Rio Tinto on the lookout for BC porphyry deposit
British Columbia is known for its coal and copper-gold deposits, with a storied history of mining all three commodities. Now the second largest mining company in the world is hoping to add a BC copper porphyry deposit to its portfolio of development properties.
Rio Tinto’s (ASX, LON:RIO) Chris Welton said the London and New York-listed mega-miner is scoping out British Columbia, Canada for a copper play.
“We would like to be exploring in BC but we just need to find the right project. My exploration manager reminds me that to balance our portfolio in Canada, he wants a BC porphyry,” said Welton, Rio’s exploration director, the Americas region, responsible for “delivery of growth options through early stage greenfields exploration, brownfields exploration, advanced project execution and support for project acquisition throughout North and South America,” states his bio.
Welton was speaking at the opening ceremony of AMEBC’s 2019 Roundup, running Monday to Thursday at the Pan Pacific Hotel in Vancouver.
Porphyry deposits are sought after because they are usually low grade and large-scale, allowing for bulk mining and economies of scale. Copper porphyries typically contain 100 million to 5 billion tonnes of ore with grades between 0.2% and 1% copper. Rio Tinto’s Bingham Canyon Mine in Utah produces an annual 300,000 tons of copper.
They are formed where one tectonic plate slips under another, pushing up magma. Metals precipitate out as the magma cools. Gold, copper, molybdenum, silver and lead are among the metals found in porphyries.
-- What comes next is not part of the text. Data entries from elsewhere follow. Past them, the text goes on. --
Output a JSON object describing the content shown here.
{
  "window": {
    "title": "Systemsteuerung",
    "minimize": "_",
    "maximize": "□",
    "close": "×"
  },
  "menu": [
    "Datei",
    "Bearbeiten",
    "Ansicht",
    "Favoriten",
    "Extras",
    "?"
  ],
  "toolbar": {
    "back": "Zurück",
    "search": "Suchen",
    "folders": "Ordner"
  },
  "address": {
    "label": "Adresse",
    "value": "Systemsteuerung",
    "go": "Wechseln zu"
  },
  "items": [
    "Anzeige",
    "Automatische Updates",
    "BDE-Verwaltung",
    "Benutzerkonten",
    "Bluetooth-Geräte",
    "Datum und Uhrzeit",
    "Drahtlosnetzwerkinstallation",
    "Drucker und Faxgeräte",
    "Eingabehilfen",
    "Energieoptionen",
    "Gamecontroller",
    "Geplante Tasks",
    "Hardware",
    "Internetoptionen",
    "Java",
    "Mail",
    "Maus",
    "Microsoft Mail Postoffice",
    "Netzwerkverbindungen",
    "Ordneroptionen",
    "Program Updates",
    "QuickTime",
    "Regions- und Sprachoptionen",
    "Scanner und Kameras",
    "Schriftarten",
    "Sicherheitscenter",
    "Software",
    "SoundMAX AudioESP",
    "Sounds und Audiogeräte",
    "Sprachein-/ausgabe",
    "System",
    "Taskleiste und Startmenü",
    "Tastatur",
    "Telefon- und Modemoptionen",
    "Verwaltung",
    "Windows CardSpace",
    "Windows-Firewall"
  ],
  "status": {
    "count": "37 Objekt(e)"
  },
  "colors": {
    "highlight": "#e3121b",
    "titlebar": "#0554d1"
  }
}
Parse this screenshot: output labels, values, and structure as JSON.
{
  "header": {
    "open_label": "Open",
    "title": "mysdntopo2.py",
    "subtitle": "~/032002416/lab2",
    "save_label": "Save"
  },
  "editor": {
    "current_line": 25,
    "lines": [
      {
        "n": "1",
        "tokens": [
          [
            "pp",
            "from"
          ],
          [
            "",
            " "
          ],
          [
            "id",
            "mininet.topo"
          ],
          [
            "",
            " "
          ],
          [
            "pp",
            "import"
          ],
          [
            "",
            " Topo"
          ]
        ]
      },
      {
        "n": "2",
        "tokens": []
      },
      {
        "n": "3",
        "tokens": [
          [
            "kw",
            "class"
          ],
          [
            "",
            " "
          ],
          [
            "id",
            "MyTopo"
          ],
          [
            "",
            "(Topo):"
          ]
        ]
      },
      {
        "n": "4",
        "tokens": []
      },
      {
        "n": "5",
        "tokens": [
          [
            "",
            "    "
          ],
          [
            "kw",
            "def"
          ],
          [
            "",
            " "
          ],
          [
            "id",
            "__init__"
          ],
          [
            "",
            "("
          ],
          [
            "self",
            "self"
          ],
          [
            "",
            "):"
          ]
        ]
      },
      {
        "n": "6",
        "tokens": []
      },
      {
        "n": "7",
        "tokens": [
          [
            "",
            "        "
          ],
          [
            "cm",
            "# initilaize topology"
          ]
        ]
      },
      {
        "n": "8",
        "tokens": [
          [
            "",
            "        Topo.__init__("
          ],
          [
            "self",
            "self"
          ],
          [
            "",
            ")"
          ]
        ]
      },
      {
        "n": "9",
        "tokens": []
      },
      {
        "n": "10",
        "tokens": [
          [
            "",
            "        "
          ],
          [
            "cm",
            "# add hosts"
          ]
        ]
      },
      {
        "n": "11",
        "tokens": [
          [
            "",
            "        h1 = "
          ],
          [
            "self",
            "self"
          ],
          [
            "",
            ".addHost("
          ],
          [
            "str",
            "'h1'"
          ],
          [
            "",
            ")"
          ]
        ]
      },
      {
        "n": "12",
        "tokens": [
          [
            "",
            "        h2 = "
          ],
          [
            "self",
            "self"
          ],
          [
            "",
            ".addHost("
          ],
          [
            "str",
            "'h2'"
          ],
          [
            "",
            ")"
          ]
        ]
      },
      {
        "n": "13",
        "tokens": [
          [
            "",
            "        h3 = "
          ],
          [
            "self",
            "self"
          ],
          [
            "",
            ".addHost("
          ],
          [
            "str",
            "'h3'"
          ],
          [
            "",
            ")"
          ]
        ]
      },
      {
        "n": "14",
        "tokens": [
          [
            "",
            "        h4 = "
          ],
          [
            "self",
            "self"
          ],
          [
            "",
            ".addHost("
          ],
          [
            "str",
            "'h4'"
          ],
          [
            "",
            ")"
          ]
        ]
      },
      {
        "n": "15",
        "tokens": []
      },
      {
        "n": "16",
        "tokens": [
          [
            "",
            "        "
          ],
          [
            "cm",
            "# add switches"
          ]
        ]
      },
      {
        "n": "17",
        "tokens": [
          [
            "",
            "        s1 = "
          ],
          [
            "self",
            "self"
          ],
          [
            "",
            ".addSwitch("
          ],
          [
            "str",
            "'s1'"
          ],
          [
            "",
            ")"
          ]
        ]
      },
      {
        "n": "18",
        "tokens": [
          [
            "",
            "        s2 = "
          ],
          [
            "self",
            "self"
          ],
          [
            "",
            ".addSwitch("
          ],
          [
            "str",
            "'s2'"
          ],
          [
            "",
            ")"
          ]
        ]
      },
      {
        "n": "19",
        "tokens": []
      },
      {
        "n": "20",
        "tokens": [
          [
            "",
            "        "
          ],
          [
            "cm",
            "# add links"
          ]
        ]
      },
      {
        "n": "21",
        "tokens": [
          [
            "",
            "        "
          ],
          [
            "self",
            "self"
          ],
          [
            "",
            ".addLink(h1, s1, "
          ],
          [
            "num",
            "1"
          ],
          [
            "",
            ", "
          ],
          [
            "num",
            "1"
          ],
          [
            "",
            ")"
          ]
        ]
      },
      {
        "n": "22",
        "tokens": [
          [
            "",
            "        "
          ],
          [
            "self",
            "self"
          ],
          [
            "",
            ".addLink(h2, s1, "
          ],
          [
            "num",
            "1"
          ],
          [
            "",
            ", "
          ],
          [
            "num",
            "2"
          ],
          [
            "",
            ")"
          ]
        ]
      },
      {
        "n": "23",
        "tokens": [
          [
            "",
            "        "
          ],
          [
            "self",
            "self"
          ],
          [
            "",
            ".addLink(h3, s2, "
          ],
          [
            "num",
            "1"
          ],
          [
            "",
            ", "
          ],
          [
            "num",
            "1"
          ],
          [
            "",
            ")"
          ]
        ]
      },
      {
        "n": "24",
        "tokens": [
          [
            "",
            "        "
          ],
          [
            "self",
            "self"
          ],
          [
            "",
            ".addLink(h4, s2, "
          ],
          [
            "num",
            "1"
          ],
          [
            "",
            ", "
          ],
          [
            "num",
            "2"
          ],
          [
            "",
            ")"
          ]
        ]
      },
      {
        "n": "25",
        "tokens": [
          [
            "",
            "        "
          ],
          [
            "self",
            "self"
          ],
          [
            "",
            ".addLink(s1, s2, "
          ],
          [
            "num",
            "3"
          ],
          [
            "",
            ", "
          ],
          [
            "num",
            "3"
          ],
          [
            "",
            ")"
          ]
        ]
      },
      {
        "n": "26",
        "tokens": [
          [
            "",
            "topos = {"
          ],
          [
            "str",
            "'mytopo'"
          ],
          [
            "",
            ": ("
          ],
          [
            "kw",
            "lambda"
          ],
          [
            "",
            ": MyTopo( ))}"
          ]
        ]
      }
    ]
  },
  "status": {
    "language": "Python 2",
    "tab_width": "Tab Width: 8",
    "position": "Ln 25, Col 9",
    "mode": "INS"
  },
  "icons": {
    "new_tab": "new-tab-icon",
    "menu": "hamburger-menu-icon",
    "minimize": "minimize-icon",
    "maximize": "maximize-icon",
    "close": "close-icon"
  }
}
Some of BC’s largest copper and gold deposits are porphyries, including the Highland Valley Copper Mine, KSM, Prosperity and New Afton.
As part of his presentation, Welton gave some interesting advice to exploration companies hoping to attract the interest of a major mining company like Rio Tinto.
The company’s exploration arm, known as RTX, dedicates about half of its global exploration budget to copper, with the rest focused on eight commodities in 16 countries.
The 24-year Rio veteran said that contrary to popular belief, despite being a large company, Rio Tinto has a limited exploration budget.
“If we keep the budget tight, keep the teams lean, and focus those now-scarce resources, and valued resources, on only the very best opportunities, this will make sure that as much of the budget as possible goes in the ground, and it will force the geologists or the exploration manager to only test those targets they believe will deliver results. Only then can we improve discovery rates,” he said.
Another important point: Juniors need to be thinking ahead. Way ahead. Welton noted that a greenfield program typically will take 15 years to make a discovery, and another 10 to 15 years to progress the discovery into a mine.
“Our portfolio today will be delivering metals and minerals to the market in 15 to 25 years time. As explorationists can we predict what the world will want in 15 years?” He gave the example of Rio’s Jadar lithium borate project in Serbia. Preliminary exploration took place in 1998, it wasn’t until 2004 that a discovery hole was drilled, and it took another four years until a JORC-compliant resource estimate was published.
“So we’re 14 years and counting since the discovery. Who could predict the hype around EVs (electric vehicles) and therefore the lithium sector eight years ago?”
To conclude, Welton addressed the question everyone in the audience wanted the answer to: What does a major mining company like Rio Tinto look for in a junior resource firm?
“Our focus is on optionality and upside,” Welton said, adding the company is “not interested in kicking tires or using project reviews to acquire data. We’re reviewing the project because we want to understand if we can add value to progress it.”
He also dismissed a common perception that a major wants to “squeeze the discover out of the project,” noting Rio is generally more interested in projects than companies.
“We rarely want to make placement in companies as you end up with two different parties with different priorities and that makes for conflict in the relationship,” he said. “Initially we seek to put as much money in the ground as possible.”